Give back all of the data exactly as it appears here.

========

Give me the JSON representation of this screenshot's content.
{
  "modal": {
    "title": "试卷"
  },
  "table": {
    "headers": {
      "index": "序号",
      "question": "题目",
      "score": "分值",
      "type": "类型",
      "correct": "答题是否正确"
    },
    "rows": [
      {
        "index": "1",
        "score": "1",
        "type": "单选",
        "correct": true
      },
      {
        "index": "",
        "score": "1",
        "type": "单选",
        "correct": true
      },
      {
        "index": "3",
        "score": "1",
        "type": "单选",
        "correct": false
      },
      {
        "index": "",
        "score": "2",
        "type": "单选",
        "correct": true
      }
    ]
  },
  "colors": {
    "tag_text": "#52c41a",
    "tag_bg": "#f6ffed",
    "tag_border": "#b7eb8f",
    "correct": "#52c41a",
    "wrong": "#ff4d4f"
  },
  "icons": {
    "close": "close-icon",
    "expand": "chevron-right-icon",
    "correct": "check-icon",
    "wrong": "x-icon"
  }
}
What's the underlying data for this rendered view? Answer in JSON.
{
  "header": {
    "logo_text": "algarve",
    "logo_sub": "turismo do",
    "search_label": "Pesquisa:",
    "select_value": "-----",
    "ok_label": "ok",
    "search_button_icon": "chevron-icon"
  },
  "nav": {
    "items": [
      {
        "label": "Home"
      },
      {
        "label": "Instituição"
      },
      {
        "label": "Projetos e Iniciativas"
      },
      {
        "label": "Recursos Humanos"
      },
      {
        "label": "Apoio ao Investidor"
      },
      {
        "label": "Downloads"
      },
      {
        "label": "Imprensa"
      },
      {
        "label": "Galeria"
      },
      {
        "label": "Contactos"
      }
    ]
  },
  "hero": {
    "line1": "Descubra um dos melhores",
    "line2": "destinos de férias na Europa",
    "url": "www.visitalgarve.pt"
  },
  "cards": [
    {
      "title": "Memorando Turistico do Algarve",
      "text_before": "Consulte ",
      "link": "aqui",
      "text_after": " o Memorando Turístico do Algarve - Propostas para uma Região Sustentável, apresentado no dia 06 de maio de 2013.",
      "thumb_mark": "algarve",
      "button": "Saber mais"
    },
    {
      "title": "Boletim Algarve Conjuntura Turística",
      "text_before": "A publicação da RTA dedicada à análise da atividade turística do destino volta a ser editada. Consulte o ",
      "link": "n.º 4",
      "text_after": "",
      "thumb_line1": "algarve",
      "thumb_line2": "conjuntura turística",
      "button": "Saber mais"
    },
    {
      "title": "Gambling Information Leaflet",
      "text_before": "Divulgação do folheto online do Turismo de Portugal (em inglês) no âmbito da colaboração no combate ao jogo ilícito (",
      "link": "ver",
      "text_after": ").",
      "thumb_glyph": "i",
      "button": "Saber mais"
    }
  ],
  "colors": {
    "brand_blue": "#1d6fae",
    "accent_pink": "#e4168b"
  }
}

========

Finished task>
Give me the JSON representation of this screenshot's content.
{
  "modal": {
    "title": "试卷"
  },
  "table": {
    "headers": {
      "index": "序号",
      "question": "题目",
      "score": "分值",
      "type": "类型",
      "correct": "答题是否正确"
    },
    "rows": [
      {
        "index": "1",
        "score": "1",
        "type": "单选",
        "correct": true
      },
      {
        "index": "",
        "score": "1",
        "type": "单选",
        "correct": true
      },
      {
        "index": "3",
        "score": "1",
        "type": "单选",
        "correct": false
      },
      {
        "index": "",
        "score": "2",
        "type": "单选",
        "correct": true
      }
    ]
  },
  "colors": {
    "tag_text": "#52c41a",
    "tag_bg": "#f6ffed",
    "tag_border": "#b7eb8f",
    "correct": "#52c41a",
    "wrong": "#ff4d4f"
  },
  "icons": {
    "close": "close-icon",
    "expand": "chevron-right-icon",
    "correct": "check-icon",
    "wrong": "x-icon"
  }
}
What's the underlying data for this rendered view? Answer in JSON.
{
  "header": {
    "logo_text": "algarve",
    "logo_sub": "turismo do",
    "search_label": "Pesquisa:",
    "select_value": "-----",
    "ok_label": "ok",
    "search_button_icon": "chevron-icon"
  },
  "nav": {
    "items": [
      {
        "label": "Home"
      },
      {
        "label": "Instituição"
      },
      {
        "label": "Projetos e Iniciativas"
      },
      {
        "label": "Recursos Humanos"
      },
      {
        "label": "Apoio ao Investidor"
      },
      {
        "label": "Downloads"
      },
      {
        "label": "Imprensa"
      },
      {
        "label": "Galeria"
      },
      {
        "label": "Contactos"
      }
    ]
  },
  "hero": {
    "line1": "Descubra um dos melhores",
    "line2": "destinos de férias na Europa",
    "url": "www.visitalgarve.pt"
  },
  "cards": [
    {
      "title": "Memorando Turistico do Algarve",
      "text_before": "Consulte ",
      "link": "aqui",
      "text_after": " o Memorando Turístico do Algarve - Propostas para uma Região Sustentável, apresentado no dia 06 de maio de 2013.",
      "thumb_mark": "algarve",
      "button": "Saber mais"
    },
    {
      "title": "Boletim Algarve Conjuntura Turística",
      "text_before": "A publicação da RTA dedicada à análise da atividade turística do destino volta a ser editada. Consulte o ",
      "link": "n.º 4",
      "text_after": "",
      "thumb_line1": "algarve",
      "thumb_line2": "conjuntura turística",
      "button": "Saber mais"
    },
    {
      "title": "Gambling Information Leaflet",
      "text_before": "Divulgação do folheto online do Turismo de Portugal (em inglês) no âmbito da colaboração no combate ao jogo ilícito (",
      "link": "ver",
      "text_after": ").",
      "thumb_glyph": "i",
      "button": "Saber mais"
    }
  ],
  "colors": {
    "brand_blue": "#1d6fae",
    "accent_pink": "#e4168b"
  }
}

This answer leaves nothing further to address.